But the Surgeon’s Knot and its many extra turns are nowhere near 100% when the lines vary in size. Indeed, careful testing by Field & Stream revealed that, when tying 10-pound Seaguar InvizX fluorocarbon to 10-pound Trilene Big Game monofilament with a Triple Surgeon’s knot, integrity was compromised at around 6 pounds or 65% of the line’s rated test strength.
When the Surgeon’s knot is applied to a fluoro-to-braid connection--say 10-pound InvizX fluorocarbon and 30-pound FireLine Braid--knot integrity (Quadruple Surgeon) failed at 80%.
That’s a darn good number given the materials involved!
Ultimately, however, there can be stronger knots for joining lines of dissimilar size: the J Knot or the Palomar to swivel to Palomar - but there are none faster or easier to tie.
Whether you choose the Surgeon’s knot or not is up to you and how important speed and ease are when you need to make a decision.
The Surgeon’s Knot in Braid and Fluorocarbon

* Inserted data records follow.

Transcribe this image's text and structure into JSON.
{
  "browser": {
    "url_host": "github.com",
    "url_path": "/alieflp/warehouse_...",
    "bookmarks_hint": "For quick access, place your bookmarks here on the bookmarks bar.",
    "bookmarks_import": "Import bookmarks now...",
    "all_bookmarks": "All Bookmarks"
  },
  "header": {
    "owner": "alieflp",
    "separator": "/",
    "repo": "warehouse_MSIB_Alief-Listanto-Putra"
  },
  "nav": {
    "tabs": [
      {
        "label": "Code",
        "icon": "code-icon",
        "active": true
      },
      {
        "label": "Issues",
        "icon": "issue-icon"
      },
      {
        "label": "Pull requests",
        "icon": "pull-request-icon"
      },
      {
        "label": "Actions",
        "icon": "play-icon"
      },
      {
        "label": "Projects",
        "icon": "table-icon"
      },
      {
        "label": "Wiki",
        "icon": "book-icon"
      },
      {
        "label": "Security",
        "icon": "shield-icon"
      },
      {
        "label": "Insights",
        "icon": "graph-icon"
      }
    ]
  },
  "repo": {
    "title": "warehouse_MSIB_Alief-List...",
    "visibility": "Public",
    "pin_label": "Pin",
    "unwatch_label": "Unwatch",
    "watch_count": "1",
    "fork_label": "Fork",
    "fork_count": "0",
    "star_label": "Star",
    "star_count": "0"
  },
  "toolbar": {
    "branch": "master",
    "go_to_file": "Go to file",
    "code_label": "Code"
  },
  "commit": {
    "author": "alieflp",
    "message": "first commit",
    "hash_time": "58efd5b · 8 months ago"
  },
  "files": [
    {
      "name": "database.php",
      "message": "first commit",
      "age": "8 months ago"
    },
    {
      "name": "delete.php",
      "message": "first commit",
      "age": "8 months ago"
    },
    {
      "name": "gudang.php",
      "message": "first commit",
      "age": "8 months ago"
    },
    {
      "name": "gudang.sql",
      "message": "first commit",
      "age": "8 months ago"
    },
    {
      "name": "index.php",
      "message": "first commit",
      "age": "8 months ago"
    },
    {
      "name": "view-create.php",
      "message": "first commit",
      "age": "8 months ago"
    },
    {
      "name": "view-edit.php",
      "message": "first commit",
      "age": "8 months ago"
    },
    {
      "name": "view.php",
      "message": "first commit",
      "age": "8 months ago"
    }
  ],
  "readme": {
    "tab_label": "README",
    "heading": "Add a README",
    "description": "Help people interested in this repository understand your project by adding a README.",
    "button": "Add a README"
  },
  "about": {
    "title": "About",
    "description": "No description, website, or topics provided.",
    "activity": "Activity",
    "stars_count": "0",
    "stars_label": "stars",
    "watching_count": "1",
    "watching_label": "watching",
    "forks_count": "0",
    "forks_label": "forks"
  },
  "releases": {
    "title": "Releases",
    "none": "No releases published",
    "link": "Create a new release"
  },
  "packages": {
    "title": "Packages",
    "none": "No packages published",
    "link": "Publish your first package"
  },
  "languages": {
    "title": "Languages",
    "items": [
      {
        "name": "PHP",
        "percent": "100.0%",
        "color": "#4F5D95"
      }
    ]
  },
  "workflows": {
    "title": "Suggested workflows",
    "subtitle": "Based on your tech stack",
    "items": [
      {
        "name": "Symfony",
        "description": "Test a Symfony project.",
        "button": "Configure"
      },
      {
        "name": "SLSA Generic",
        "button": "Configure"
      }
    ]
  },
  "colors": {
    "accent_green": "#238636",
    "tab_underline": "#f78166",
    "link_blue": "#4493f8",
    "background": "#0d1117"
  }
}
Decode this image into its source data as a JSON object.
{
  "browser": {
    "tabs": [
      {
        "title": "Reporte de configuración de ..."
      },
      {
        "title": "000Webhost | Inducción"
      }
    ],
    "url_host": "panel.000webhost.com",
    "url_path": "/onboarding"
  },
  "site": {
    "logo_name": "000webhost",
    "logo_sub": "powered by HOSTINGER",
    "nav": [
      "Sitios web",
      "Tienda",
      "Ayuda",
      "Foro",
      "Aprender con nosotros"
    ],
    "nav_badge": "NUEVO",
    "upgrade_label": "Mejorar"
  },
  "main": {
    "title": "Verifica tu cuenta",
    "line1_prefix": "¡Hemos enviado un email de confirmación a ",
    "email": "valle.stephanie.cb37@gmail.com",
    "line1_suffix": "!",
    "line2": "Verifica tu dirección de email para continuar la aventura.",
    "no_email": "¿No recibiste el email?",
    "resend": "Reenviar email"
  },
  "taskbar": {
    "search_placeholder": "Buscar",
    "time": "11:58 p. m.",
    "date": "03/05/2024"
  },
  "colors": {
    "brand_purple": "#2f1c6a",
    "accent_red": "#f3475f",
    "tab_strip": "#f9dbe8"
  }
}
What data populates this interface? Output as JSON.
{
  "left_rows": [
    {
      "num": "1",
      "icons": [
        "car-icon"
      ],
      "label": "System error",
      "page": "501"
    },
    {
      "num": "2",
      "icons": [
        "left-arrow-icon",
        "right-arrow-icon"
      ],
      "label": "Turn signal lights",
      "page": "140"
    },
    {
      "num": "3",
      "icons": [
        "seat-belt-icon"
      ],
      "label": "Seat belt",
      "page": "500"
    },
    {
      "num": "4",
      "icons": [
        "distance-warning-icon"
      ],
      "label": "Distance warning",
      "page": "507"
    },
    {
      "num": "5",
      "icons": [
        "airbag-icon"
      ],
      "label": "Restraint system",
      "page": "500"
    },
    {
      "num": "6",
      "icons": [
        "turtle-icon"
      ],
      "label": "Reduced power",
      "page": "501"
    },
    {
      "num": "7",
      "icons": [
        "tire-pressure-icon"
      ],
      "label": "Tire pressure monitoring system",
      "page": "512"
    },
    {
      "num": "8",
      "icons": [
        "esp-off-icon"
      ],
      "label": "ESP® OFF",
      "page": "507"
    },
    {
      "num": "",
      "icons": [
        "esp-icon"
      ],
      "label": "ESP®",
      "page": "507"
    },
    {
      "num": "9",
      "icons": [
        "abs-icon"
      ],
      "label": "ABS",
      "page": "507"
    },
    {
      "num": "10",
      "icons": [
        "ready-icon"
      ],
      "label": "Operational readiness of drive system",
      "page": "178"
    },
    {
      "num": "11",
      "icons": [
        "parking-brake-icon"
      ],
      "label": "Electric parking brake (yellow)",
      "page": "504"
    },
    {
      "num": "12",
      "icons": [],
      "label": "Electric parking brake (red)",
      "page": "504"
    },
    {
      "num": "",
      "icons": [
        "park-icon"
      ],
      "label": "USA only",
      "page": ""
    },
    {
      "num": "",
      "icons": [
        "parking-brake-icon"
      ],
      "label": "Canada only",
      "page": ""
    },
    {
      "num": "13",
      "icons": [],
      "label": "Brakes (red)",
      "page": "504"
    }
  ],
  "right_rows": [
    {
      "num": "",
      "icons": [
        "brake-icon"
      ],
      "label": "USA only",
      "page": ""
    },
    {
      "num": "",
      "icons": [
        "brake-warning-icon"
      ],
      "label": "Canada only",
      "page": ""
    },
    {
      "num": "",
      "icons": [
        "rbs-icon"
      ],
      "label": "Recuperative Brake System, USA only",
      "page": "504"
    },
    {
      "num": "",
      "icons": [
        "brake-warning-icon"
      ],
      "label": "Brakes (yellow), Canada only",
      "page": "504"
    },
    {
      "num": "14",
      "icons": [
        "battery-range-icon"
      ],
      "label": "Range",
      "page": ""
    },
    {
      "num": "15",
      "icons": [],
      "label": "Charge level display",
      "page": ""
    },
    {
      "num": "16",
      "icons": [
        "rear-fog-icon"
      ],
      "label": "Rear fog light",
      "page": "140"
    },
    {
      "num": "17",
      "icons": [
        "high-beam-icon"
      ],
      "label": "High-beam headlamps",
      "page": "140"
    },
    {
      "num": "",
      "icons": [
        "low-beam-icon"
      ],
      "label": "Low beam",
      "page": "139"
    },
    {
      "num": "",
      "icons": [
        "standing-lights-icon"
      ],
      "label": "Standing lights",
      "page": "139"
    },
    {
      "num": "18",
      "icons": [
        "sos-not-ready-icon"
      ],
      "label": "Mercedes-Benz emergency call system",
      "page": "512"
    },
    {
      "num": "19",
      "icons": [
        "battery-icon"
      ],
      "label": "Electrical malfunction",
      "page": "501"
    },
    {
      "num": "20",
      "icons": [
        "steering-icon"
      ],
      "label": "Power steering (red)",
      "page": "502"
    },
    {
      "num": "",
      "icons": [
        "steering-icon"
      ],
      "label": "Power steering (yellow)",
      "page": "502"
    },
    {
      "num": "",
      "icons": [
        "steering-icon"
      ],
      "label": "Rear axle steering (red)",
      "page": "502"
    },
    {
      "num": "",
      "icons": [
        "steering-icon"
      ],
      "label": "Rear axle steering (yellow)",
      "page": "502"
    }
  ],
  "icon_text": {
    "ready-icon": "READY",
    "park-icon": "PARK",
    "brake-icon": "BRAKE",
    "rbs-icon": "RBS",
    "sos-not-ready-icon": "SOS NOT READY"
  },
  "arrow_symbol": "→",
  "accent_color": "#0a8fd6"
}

Nylon monofilament has what engineers call a high coefficient of friction, meaning that it likes to grip and bite against itself. That makes it relatively easy for knots to hold in this material, and as you’d expect, the Surgeon’s Knot holds well in mono, especially when the lines are of similar diameter.
Fluorocarbon is much like mono in terms of its friction against itself, and it really likes to bite. But rarely, if ever, will you need to join fluoro to fluoro; it’s far more likely that you’ll be using a fluorocarbon leader on braid or mono and that these will be of vastly different diameters.
And that’s where the Surgeon’s Knot shines!
Despite the fact that braid is as slick as a seasoned politician at a fundraiser, adding loops to the Surgeon’s Knot--up to four--will improve its ability to hold. Mono and fluoro to braid connections can be very strong with a well-tied Quadruple Surgeon, and I recommend making the extra two loops with any superline.
When Do Surgeon’s Knots Fail?
The Surgeon Knot, especially with three or four turns, is very strong and reliable, but it can fail. The most likely culprits are:
- Tying your knot with frayed or damaged line - Damaged line will definitely compromise knot integrity. Always check your line for fraying, abrasion, and nicks.
- Not wetting the knot before cinching - Don’t skip this step! Spit or water helps lubricate the line, allowing it to slide into place and form a tight knot.
- Strands cutting across themselves during cinching - During cinching, if equal pressure is not applied to all four ends, the ends can cut across one another and cause knot failure. This can happen even if you do everything right, so always check your Surgeon’s Knot before you trust it!
- Radically different line diameters - The Surgeon’s Knot is designed to handle a lot of difference, but joining 30-pound braid to 80-pound fluorocarbon might be too much even for it.